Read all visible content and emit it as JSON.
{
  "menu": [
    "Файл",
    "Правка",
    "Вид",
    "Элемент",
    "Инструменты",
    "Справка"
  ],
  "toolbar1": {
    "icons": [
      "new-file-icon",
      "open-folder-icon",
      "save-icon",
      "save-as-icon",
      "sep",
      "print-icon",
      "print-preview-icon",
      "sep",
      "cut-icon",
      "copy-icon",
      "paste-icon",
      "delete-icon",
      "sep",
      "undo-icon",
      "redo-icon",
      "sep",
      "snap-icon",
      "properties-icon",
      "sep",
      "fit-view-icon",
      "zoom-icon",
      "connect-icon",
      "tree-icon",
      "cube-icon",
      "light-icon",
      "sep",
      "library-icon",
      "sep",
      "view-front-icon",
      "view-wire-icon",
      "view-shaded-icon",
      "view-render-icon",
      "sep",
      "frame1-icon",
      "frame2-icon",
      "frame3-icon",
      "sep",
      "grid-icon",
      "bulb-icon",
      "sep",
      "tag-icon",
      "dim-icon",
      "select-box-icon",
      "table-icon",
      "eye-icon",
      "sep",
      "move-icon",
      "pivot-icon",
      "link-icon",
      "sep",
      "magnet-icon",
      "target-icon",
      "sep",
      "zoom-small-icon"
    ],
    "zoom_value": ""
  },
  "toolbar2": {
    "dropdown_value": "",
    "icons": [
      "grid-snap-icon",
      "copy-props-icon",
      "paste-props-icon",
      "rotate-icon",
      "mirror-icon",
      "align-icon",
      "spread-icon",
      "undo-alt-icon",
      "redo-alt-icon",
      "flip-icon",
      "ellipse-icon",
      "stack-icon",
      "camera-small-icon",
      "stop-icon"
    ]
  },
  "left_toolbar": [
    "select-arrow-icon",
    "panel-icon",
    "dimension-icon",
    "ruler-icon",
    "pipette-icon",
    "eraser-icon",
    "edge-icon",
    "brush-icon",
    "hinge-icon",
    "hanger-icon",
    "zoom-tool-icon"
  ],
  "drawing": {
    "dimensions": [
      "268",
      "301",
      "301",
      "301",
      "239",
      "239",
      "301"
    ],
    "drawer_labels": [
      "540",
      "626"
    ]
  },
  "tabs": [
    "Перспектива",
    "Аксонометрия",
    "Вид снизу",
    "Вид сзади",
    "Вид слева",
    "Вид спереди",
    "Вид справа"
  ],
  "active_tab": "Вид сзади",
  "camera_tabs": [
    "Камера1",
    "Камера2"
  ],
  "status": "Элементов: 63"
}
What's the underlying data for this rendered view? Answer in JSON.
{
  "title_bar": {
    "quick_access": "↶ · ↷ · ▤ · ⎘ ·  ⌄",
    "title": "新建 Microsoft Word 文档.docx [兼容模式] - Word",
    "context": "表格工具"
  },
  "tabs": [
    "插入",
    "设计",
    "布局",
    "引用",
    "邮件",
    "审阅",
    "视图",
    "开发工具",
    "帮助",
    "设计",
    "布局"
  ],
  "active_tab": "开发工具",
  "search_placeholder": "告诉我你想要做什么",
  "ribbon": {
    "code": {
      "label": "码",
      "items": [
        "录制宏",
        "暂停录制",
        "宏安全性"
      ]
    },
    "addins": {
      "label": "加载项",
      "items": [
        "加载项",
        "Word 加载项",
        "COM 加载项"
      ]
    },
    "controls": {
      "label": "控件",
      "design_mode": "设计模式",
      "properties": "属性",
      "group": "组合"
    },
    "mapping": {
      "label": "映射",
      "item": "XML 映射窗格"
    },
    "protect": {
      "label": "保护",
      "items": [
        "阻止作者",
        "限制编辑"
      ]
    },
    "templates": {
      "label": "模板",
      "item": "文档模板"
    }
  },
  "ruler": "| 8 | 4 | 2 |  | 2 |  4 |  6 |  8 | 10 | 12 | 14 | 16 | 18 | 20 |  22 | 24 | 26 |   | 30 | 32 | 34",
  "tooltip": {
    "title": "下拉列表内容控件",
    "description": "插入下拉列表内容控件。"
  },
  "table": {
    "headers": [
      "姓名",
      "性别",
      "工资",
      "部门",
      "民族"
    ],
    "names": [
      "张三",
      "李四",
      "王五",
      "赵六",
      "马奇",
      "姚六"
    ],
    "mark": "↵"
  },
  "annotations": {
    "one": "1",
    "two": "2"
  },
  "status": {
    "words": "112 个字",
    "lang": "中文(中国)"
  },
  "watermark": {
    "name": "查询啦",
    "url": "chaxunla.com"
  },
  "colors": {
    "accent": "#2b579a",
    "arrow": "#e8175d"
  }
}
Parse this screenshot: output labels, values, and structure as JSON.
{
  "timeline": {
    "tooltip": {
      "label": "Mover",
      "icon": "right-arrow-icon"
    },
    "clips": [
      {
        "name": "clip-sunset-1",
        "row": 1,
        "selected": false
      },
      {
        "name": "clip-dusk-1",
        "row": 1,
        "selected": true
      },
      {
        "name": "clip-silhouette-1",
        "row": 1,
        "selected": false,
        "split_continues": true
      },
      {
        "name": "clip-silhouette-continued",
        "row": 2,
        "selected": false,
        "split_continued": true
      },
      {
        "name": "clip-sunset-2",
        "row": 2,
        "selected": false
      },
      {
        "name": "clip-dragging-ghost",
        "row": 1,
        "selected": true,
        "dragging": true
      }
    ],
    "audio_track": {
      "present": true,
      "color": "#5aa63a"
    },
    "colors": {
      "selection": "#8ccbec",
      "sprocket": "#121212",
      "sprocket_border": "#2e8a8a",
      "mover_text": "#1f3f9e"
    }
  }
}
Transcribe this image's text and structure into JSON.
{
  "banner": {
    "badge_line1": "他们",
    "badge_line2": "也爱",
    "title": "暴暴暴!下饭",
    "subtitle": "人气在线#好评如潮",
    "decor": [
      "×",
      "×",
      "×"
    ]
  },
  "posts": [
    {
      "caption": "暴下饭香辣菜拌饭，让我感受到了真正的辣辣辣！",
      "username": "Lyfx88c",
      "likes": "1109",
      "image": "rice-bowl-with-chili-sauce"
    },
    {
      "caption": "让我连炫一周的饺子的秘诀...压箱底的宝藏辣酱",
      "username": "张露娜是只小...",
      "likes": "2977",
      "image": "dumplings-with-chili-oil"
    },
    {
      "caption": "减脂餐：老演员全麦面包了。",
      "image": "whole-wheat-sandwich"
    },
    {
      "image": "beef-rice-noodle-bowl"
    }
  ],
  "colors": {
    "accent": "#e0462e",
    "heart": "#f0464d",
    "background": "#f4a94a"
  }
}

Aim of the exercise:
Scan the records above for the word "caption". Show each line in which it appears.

Reply to the exercise:
      "caption": "暴下饭香辣菜拌饭，让我感受到了真正的辣辣辣！",
      "caption": "让我连炫一周的饺子的秘诀...压箱底的宝藏辣酱",
      "caption": "减脂餐：老演员全麦面包了。",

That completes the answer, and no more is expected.